The other person who came to Oberer's aid was no less unlikely to find in that role. While both were still in high school in Florida, Pemberton and Oberer squared off in a travel ball tournament. When it came time to try and break up a double play, Oberer slid in hard. Pemberton ended up with a broken leg that kept her off the field for months.
It was just a moment in time -- Oberer told Pemberton she didn't even recall the play, unaware of the extent of the injury. But it would have been easy to hold a grudge, easier still given the circumstances Saturday.
"We've played some really nasty teams in our conference," Pemberton said. "And you never really want -- especially if you're losing -- you don't want to like the team that beat you. But it just made me realize that it's not really about winning or losing. It was just cool that I was able to help her get around the bases and help her succeed with her home run.
"It just made me feel good inside."
Sports make that which divides us easier to discern than it sometimes is in the real world. Players literally wear the allegiances on their sleeves -- and across their chests. Facing each other from dugouts on either base line, they really are cast on opposite sides. But sports are also where individuals have both the opportunity to succeed, and accountability for their actions if they fall short.
And what separates groups sometimes seems trivial between individuals.
It was as an opponent on a softball field that Oglevie threw the pitch. It was as a person humbled by the softball field that she reached out a hand to help.
From just about the first time she tried to get the ball to home plate as a kid, Oglevie loved the control she had as a pitcher. She set the game in motion, her energy set the tone for teammates arrayed around her. It didn't hurt that she was one of those kids who was always better than the other kids. She recalled throwing her first perfect game at 9, and generally dominated opponents.
It wasn't until she got to the the State College of Florida, a two-year junior college, that she realized there was a universe in which she wasn't special. She was just another pitcher.
"Oh man, I got beat up so many times," Oglevie said of her freshman season. "I'm talking like 10-run games off me and all this kind of stuff. But in the end I ended up beating some of the highest nationally ranked teams as a freshman. It was one of those things where I got beat up a whole bunch, and I realized that I'm definitely not all that. But that just made me stronger in the end because I realized I have to make my ball move and that I wasn't going to overpower anybody anymore."
She persevered and became Florida Southern's ace, just as Oberer persevered through the pain Saturday. Competition and compassion are not mutually exclusive.
Although the exact nature of the injury remained unclear Sunday, Oberer will presumably be back on the field and no worse for wear -- by her standards, at least -- next season and the season after that. The same is true for Pemberton, also a sophomore.
That isn't the case for Oglevie. The home run was the final pitch she ever threw. She came out of the game after helping her opponent to home plate.
A standout student, she will enter the MBA program at South Florida this August. But the tears in her eyes when the three-person caravan reached home plate were the product of the emotion of both the moment and the future.

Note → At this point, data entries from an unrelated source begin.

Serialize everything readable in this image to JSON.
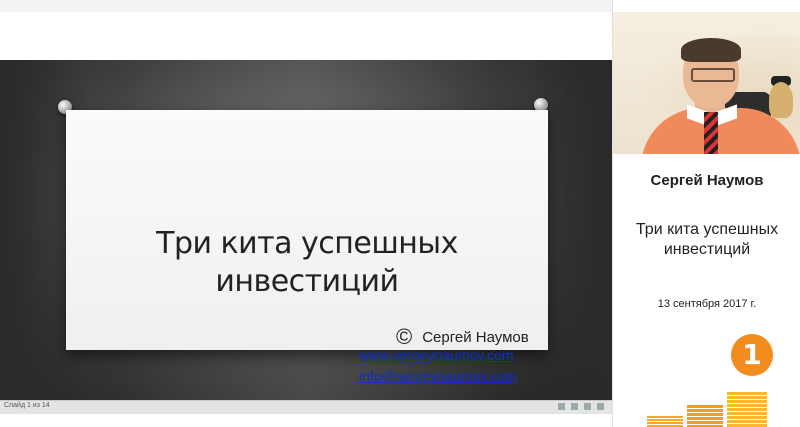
{
  "slide": {
    "title": "Три кита успешных инвестиций",
    "copyright_symbol": "©",
    "copyright_author": "Сергей Наумов",
    "website": "www.sergeynaumov.com",
    "email": "info@sergeynaumov.com"
  },
  "status_bar": {
    "slide_counter": "Слайд 1 из 14"
  },
  "side_panel": {
    "presenter_name": "Сергей Наумов",
    "talk_title": "Три кита успешных инвестиций",
    "date": "13 сентября 2017 г.",
    "badge_number": "1"
  },
  "colors": {
    "link": "#0b2fc9",
    "badge": "#f28c1e",
    "stairs": "#f5a623",
    "stage": "#3d3d3d"
  },
  "icons": [
    "pushpin-icon",
    "copyright-icon",
    "webcam-feed",
    "channel-logo-icon"
  ]
}
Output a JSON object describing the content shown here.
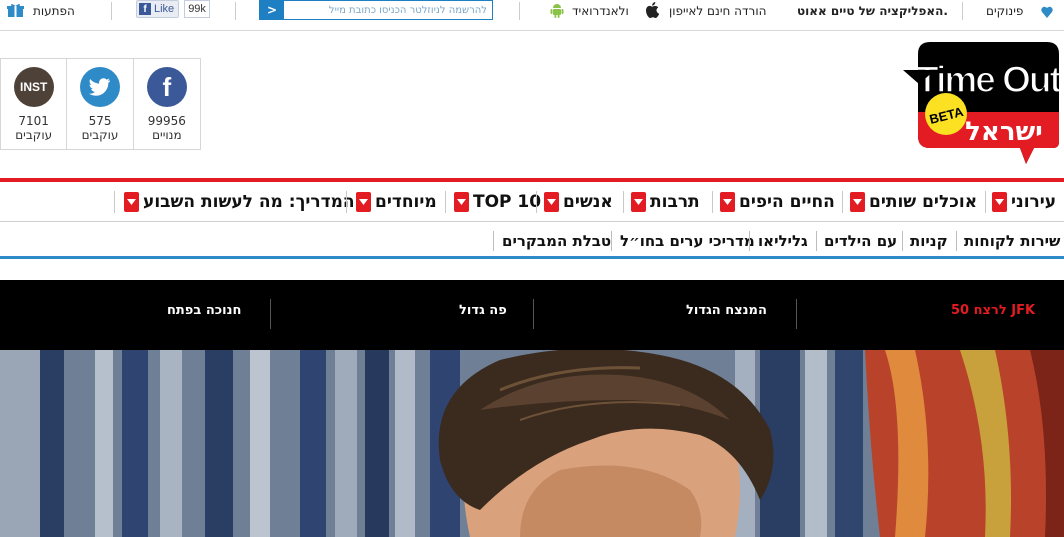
{
  "topbar": {
    "openings_label": "הפתעות",
    "facebook_like_label": "Like",
    "facebook_like_count": "99k",
    "newsletter_placeholder": "להרשמה לניוזלטר הכניסו כתובת מייל",
    "android_label": "ולאנדרואיד",
    "app_text_bold": "האפליקציה של טיים אאוט.",
    "app_text": "הורדה חינם לאייפון",
    "pinuks_label": "פינוקים"
  },
  "logo": {
    "wordmark": "Time Out",
    "badge": "BETA",
    "country": "ישראל"
  },
  "social": [
    {
      "name": "facebook",
      "icon": "facebook-icon",
      "glyph": "f",
      "count": "99956",
      "label": "מנויים",
      "color": "#3b5998"
    },
    {
      "name": "twitter",
      "icon": "twitter-icon",
      "glyph": "",
      "count": "575",
      "label": "עוקבים",
      "color": "#2f8ac8"
    },
    {
      "name": "instagram",
      "icon": "instagram-icon",
      "glyph": "INST",
      "count": "7101",
      "label": "עוקבים",
      "color": "#4e4138"
    }
  ],
  "main_nav": [
    {
      "label": "עירוני"
    },
    {
      "label": "אוכלים שותים"
    },
    {
      "label": "החיים היפים"
    },
    {
      "label": "תרבות"
    },
    {
      "label": "אנשים"
    },
    {
      "label": "TOP 10"
    },
    {
      "label": "מיוחדים"
    },
    {
      "label": "המדריך: מה לעשות השבוע"
    }
  ],
  "sub_nav": [
    {
      "label": "שירות לקוחות"
    },
    {
      "label": "קניות"
    },
    {
      "label": "עם הילדים"
    },
    {
      "label": "גליליאו"
    },
    {
      "label": "מדריכי ערים בחו״ל"
    },
    {
      "label": "טבלת המבקרים"
    }
  ],
  "feature_tabs": [
    {
      "label": "50 לרצח JFK",
      "active": true
    },
    {
      "label": "המנצח הגדול",
      "active": false
    },
    {
      "label": "פה גדול",
      "active": false
    },
    {
      "label": "חנוכה בפתח",
      "active": false
    }
  ],
  "colors": {
    "accent_red": "#e31b23",
    "accent_blue": "#2f8ac8",
    "tabs_bg": "#000000"
  }
}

"I'm just really proud of myself for taking something that I loved as far as I could go," Oglevie said. "And not giving up on myself even though there were games when I never wanted to pick up a ball again because I was so upset."
So would she take the pitch back? Would she try one more time in hopes of getting a few more inches on the rise and a win?
"I wouldn't," she said emphatically. "She deserved that home run right when she deserved it. I think that it all worked out to where we got the momentum going into the second game to take that game [FSC won 2-1]. Even though it was an incredible home run and it looks terrible for me as a pitcher, I wouldn't change it for the world. It all happened for a reason."